In the end you have those “rough men who stand ready to do violence on their behalf” as George Orwell said. And we celebrate those men and women for their sacrifice to safeguard us all. But it sheds some light as to why so many are haunted by what they’ve experienced. Coping with this season of violence and death is, at its core, the antithesis for how we were created to live. It is why these men and women need our support even as they leave those chapters of their lives behind.
However, this process of becoming more comfortable with the destruction of others is not just something that happens in war or by deranged lunatics in our midst. This process of degrading someone’s humanity can happen within us every day.
From pangs of hate cultivated through our conversations come racism, oppression…anything that allows us to greet our brothers and sisters not with compassion and respect, but with disdain.
“They” are good for nothing. “They” take our jobs. “They” don’t believe what I believe. “They” do things that I don’t like.
Never mind God loves “them.” Every one of them. Never mind that, right?
We can choose to either build others up or, through malicious talk, work toward the end goal of reducing another person to a non-human. People often say “you shouldn’t use bad words…it’s in the Bible.” Sort of. The admonition against saying words in anger to curse (and thus make worthless) other humans is in the Bible. Those curses and angry words usually involve profane words. However the spirit behind this command is not to keep us from saying naughty words. It is the urging for us to not tear each other down in what we say–to not degrade the humanity of others by de-valuing them.
In small ways every day, we move away from the ideals of compassion and toward murderous intent. We may not think we’re cultivating murderous intent, but the movements are subtle.
Instead of rushing to the aid of those hurting, we grow complacent to let them suffer. Eventually we say we’d be better off without them. And if someone shipped them off…or shot them, that’d be fine too for all we’re concerned.
I think we can choose to see people as people. Bums, immigrants, people of other faiths, of other orientations. They are people.
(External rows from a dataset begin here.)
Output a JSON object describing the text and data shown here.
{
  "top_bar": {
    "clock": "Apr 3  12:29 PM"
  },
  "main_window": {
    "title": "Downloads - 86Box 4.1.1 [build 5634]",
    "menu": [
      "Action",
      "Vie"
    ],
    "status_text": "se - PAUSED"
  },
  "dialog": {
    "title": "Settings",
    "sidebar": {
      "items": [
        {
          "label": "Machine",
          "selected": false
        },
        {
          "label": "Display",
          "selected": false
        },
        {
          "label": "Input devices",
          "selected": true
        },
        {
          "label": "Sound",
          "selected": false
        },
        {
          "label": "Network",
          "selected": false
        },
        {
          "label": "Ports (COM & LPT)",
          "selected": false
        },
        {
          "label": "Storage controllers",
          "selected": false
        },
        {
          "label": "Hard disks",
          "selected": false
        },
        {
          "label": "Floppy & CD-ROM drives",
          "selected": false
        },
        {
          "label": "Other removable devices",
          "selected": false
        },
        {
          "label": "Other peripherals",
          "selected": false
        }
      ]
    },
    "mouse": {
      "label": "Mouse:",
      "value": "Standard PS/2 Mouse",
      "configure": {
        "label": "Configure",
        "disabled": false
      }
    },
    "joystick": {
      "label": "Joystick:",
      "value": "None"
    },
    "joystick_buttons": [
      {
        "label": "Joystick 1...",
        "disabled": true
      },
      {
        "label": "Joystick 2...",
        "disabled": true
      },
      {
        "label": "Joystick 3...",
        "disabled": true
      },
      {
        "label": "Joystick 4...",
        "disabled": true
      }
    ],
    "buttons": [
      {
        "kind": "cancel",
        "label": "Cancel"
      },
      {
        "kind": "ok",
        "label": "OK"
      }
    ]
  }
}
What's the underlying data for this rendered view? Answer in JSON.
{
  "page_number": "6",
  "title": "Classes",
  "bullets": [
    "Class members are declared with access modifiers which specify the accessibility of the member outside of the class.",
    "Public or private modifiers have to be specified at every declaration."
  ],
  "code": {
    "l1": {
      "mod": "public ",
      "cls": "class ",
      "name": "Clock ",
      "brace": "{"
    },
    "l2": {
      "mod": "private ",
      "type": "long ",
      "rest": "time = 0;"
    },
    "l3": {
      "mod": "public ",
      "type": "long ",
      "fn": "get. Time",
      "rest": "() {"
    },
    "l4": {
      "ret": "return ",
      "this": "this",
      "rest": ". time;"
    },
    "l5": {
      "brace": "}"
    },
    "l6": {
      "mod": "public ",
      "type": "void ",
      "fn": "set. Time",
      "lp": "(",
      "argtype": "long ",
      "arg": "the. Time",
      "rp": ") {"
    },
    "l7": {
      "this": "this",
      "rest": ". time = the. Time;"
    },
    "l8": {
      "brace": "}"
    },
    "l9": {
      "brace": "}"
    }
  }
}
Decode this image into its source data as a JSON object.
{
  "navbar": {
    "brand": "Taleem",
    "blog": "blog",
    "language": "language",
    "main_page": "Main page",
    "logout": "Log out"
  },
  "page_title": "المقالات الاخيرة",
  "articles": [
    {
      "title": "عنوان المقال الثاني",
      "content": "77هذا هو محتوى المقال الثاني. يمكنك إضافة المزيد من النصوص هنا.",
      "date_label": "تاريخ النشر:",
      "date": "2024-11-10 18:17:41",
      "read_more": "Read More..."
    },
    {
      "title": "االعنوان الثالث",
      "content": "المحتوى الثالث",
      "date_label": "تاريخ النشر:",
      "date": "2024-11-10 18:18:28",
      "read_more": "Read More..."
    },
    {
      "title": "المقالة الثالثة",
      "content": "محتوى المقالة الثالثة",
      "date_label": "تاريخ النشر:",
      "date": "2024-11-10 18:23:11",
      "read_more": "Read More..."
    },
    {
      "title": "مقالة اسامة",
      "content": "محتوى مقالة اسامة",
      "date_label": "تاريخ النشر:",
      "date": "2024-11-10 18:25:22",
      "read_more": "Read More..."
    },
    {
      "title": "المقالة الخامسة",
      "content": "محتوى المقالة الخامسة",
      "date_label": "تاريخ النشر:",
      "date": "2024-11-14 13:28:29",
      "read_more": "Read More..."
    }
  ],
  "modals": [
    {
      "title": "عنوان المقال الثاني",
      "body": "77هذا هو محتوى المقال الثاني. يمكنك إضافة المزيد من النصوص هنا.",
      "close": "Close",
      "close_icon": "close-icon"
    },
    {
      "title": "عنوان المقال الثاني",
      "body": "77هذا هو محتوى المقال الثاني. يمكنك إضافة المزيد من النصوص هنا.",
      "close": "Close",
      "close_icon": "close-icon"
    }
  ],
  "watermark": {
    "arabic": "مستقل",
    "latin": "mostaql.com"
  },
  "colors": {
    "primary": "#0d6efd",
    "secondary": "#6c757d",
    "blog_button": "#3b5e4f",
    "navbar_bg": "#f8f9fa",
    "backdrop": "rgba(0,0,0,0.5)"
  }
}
They are created in the image of God to create. They are loved.
Truth should not be compromised. And neither should love.
Don’t cultivate murderous intent, no matter how small.